Loke Marine Minerals aims to make a field investment decision in 2027 and begin deep-sea mining in 2030.
Norway, which has extensive oil and gas reserves, is taking a keen interest in deep-sea mining. Mineral deposits found on the ocean floor have to potential to be used in the development of clean tech and the movement away from fossil fuels.
UKSR holds two deep-sea mineral licenses, sponsored by the UK, for the Clarion-Clipperton zone located in the Pacific Ocean. The licences cover a 4.5 million square kilometre area of the ocean floor.
The International Seabed Authority (ISA) has granted the licenses as it finalises legislation governing the sea floor. In July 2021, the ISA triggered the “two-year rule”, a formal commitment to finalise legislation for all forms of deep-sea mining within the next two years, and the deadline is looming.
Polymetallic nodules, located in the Clarion-Clipperton zone, contain high concentrations of cobalt, nickel, copper, and manganese. These minerals are found at depths of 3,500m-5,000m, and the ISA is eager to implement deep-sea mining legislation before large-scale extractive work begins.
Through the acquisition, Loke will become one of the largest license holders in the Clarion-Clipperton zone.
Investment and opposition
Loke CEO Walter Sognes said in a statement: “we are excited to have the UK as the sponsor state and see this as a natural continuation of the strong existing UK-Norway strategic cooperation in the offshore oil and gas industry”.
Loke has not disclosed the value of the deal, but plans to invest around $100m in surveys, environmental mapping, and technology development.
UKSR also hold a 19.9% stake in Ocean Mineral Singapore, a subsidiary of the Keppel Corporation, which holds a further license in the Clarion-Clipperton zone.
The ISA’s 28th session began on Thursday as members of the UN body finalise elements of deep-sea legislation in Kingston, Jamaica. Legislation is on-track to be in place by July.

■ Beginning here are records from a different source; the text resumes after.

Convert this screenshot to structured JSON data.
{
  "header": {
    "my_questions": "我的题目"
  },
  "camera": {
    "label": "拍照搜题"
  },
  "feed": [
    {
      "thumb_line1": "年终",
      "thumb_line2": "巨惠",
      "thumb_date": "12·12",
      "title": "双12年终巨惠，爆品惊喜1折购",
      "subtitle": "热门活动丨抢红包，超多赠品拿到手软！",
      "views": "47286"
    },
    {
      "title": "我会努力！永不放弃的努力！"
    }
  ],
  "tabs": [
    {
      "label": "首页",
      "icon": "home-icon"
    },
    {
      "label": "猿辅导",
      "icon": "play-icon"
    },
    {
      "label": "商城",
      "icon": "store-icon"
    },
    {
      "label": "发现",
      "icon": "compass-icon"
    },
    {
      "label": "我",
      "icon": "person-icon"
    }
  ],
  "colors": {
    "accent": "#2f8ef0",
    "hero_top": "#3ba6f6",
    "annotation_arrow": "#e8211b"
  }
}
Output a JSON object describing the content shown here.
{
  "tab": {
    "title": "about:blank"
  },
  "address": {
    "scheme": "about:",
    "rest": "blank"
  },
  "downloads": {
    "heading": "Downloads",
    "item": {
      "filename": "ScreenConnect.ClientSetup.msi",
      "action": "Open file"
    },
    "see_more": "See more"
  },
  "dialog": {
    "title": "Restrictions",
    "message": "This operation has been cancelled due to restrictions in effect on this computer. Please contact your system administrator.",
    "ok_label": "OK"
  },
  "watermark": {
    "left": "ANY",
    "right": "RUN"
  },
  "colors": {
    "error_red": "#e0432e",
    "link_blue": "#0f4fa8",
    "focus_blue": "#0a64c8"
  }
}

Criticism is rising as academics and environmentalists have spoken out against the potential irreparable damage that deep-sea could have for ocean habitats.
Dr Kirsten Thompson, a population biologist at the University of Exeter told Mining Technology that “the loss of these ecosystems over potentially quite wide areas could have major implications for humans and general planetary stability and ecosystem functioning in ways that we just can’t predict”.